A few weeks ago, the entire team at Travel Manitoba received a two-hour tour of all 11 galleries in the Canadian Museum for Human Rights. From “What are Human Rights?” to “Breaking the Silence” to “Inspiring Change” our excellent tour guide, Thiane Diop, imparted her in-depth knowledge and gave us time to touch and be touched.

I thought my first visit to the CMHR was going to take me down a dark and sad path. And it does – rightfully so – hold those heavy chronicles of injustices, but when I walked out the door, it was the tales of human courage and strength that resonated. I had just left a place where I learned about the ordinary doing the extraordinary. And that’s inspiring!

After the tour, our entire group spent the rest of the day discussing what we saw and how it made us feel. It was a great way to continue the discussion on a topic that is essential to all of us.

Personally, I feel like I’ve only skimmed the surface of what I can see and learn at the CMHR. This is absolutely one of the best museums I’ve been in. It doesn’t lean on artifacts to get you in the door. Instead, its focus is us, the humans who have shaped this interesting world we live in. I foresee this place being a mirror to our humanity for each other; as we evolve, so will it.

Visitor tips

Here are a few tips to guarantee a quality visit:

  • Take a guided tour. I can’t stress enough how helpful the tour was for our group. Our guide opened our eyes to so many interesting stories and gave us in-depth opportunities to discover and discuss the Museum’s galleries.
  • You can take photos. Just make sure that flash is turned off.
  • Make a day of it. There are so many ways to interact with the galleries that you’ll find you lose track of time.
  • Wear comfortable shoes. Those alabaster ramps are no joke, there’s nearly a kilometre of them.
  • Go up to the Tower of Hope and look out at a spectacular view of the city.
  • Don’t leave without writing an “I imagine…” card (or read a few that are already on the wall).
  • Plan to spend some time afterwards reflecting on what you saw.

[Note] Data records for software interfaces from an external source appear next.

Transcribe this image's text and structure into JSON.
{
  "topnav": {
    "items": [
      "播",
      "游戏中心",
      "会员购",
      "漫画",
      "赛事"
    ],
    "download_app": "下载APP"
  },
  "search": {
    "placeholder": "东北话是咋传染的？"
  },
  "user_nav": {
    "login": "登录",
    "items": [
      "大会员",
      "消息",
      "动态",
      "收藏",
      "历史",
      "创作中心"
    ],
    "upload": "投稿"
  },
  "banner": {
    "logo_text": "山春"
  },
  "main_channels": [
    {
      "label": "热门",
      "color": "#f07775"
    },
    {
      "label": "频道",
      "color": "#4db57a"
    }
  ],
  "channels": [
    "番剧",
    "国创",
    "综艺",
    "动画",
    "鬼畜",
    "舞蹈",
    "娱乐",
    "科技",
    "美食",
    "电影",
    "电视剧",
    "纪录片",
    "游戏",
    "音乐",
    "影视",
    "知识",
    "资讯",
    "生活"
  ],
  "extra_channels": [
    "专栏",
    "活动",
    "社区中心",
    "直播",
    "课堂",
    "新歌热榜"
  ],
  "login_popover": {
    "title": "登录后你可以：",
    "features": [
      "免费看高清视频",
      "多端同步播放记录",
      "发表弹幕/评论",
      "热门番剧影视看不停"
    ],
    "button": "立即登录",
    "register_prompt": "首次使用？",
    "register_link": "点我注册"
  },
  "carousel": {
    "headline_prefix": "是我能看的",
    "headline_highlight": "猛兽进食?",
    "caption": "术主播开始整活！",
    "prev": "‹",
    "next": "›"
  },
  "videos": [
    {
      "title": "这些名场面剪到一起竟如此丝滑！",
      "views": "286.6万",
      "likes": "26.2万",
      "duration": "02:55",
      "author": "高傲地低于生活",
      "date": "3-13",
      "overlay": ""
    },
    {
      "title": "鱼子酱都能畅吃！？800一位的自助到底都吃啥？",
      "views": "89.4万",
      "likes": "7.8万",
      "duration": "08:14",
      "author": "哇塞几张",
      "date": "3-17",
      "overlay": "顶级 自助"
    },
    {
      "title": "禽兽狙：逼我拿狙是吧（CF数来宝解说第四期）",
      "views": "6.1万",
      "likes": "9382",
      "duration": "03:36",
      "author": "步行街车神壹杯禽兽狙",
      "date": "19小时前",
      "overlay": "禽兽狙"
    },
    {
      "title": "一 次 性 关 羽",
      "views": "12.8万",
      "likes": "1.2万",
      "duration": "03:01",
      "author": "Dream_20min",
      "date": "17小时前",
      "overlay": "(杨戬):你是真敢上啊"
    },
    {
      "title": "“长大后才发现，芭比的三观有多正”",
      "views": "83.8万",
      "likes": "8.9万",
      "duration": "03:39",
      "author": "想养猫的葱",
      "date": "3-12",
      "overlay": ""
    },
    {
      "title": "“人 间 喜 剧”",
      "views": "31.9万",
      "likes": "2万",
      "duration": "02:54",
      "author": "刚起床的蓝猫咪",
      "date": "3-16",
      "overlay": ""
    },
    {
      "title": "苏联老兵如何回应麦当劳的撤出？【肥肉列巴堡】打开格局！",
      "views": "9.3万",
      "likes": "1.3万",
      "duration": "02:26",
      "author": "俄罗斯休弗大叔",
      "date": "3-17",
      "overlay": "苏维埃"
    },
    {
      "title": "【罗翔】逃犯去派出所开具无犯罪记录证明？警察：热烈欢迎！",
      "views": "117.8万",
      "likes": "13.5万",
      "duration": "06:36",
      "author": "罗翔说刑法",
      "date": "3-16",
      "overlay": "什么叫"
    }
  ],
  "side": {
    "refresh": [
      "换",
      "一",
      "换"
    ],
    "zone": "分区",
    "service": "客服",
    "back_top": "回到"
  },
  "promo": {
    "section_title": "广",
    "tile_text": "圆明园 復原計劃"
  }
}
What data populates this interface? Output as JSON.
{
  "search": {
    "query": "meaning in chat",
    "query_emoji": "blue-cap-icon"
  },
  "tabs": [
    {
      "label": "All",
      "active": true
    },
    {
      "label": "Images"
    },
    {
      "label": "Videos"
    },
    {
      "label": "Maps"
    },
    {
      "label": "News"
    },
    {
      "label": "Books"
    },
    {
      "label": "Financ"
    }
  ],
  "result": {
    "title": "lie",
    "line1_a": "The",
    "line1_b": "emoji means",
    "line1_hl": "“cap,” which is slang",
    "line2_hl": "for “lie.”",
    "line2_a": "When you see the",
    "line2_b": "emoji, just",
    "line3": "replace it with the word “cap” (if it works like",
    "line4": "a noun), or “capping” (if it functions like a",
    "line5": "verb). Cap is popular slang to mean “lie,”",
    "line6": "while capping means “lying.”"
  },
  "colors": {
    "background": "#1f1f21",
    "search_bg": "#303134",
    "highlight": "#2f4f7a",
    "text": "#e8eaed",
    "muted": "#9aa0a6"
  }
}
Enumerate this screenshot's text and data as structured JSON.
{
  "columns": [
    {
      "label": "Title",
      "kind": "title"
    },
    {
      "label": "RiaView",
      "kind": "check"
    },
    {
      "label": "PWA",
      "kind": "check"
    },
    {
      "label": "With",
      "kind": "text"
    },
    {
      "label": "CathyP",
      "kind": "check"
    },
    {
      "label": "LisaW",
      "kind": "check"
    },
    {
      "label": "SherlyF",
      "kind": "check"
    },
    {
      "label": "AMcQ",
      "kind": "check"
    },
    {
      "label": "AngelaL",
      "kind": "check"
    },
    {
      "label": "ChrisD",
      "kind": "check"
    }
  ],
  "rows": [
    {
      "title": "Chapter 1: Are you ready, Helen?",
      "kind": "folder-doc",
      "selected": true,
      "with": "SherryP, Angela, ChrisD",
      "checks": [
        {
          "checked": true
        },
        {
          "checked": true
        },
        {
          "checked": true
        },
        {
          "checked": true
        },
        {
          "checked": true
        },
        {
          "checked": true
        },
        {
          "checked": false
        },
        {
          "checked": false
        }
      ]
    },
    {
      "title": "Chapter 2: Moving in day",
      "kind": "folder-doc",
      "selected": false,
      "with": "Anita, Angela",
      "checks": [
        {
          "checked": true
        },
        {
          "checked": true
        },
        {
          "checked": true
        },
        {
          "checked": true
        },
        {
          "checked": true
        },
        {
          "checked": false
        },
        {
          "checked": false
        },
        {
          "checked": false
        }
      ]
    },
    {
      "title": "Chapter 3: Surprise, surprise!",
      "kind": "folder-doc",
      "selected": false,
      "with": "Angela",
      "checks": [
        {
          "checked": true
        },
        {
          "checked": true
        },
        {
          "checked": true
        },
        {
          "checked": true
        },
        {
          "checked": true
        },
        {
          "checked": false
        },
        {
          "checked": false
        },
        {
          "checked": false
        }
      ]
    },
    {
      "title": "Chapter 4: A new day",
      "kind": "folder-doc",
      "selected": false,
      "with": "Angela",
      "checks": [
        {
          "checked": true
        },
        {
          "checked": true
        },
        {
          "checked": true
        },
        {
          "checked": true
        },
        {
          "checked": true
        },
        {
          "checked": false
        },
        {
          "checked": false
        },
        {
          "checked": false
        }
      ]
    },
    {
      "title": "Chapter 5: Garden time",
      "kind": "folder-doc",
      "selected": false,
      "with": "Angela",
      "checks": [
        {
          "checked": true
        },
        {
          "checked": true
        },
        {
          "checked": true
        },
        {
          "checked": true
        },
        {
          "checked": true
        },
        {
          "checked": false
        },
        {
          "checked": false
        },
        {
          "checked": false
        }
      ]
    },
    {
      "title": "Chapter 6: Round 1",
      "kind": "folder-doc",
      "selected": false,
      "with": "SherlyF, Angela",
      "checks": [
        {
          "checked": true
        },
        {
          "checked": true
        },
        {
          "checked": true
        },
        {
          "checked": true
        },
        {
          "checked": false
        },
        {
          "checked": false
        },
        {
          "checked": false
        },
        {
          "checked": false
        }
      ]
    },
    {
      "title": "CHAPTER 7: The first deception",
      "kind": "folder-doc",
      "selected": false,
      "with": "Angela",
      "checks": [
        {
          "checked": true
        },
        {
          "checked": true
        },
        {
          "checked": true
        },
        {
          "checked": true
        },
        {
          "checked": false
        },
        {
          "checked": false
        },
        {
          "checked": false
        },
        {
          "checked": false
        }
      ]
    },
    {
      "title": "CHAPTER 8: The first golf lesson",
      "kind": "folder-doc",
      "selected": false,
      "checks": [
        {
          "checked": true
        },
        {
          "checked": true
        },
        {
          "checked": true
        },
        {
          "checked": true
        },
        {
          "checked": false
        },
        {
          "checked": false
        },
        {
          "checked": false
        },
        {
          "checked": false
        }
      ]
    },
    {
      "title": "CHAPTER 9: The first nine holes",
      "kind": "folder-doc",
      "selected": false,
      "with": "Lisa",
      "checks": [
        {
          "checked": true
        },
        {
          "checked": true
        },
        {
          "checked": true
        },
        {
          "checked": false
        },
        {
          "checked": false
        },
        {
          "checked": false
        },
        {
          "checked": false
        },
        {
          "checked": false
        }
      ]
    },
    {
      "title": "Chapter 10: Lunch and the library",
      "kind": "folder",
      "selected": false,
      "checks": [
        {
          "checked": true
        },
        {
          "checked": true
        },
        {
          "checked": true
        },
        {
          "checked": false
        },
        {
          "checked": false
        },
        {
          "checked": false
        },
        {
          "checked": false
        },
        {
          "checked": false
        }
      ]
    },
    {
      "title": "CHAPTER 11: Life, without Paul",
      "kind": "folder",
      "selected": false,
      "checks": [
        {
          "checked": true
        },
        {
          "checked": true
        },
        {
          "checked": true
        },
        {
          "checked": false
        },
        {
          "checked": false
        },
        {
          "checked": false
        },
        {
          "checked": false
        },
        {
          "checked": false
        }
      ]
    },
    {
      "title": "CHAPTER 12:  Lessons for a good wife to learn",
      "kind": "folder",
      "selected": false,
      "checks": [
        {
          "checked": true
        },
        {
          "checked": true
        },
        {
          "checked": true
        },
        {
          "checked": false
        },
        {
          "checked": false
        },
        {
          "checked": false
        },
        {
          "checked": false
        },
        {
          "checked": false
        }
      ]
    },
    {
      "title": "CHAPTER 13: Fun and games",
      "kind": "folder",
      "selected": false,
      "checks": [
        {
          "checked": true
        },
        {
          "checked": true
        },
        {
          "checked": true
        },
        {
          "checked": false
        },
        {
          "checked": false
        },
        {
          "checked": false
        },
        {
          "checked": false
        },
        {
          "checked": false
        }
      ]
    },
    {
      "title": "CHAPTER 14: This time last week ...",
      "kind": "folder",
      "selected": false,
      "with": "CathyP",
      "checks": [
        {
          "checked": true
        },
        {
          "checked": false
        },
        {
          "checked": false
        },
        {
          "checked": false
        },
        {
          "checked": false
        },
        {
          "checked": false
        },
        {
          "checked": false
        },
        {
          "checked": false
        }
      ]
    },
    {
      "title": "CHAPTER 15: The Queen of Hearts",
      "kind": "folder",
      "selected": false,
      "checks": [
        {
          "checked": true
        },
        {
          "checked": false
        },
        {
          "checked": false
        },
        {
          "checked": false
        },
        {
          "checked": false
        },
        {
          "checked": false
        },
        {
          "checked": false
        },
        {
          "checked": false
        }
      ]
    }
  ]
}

These stories stay with you, so it’s good to find a spot to sit with your fellow museum-goers and talk about your experience. The Museum’s Garden of Contemplation or ERA bistro are both fine places to do that.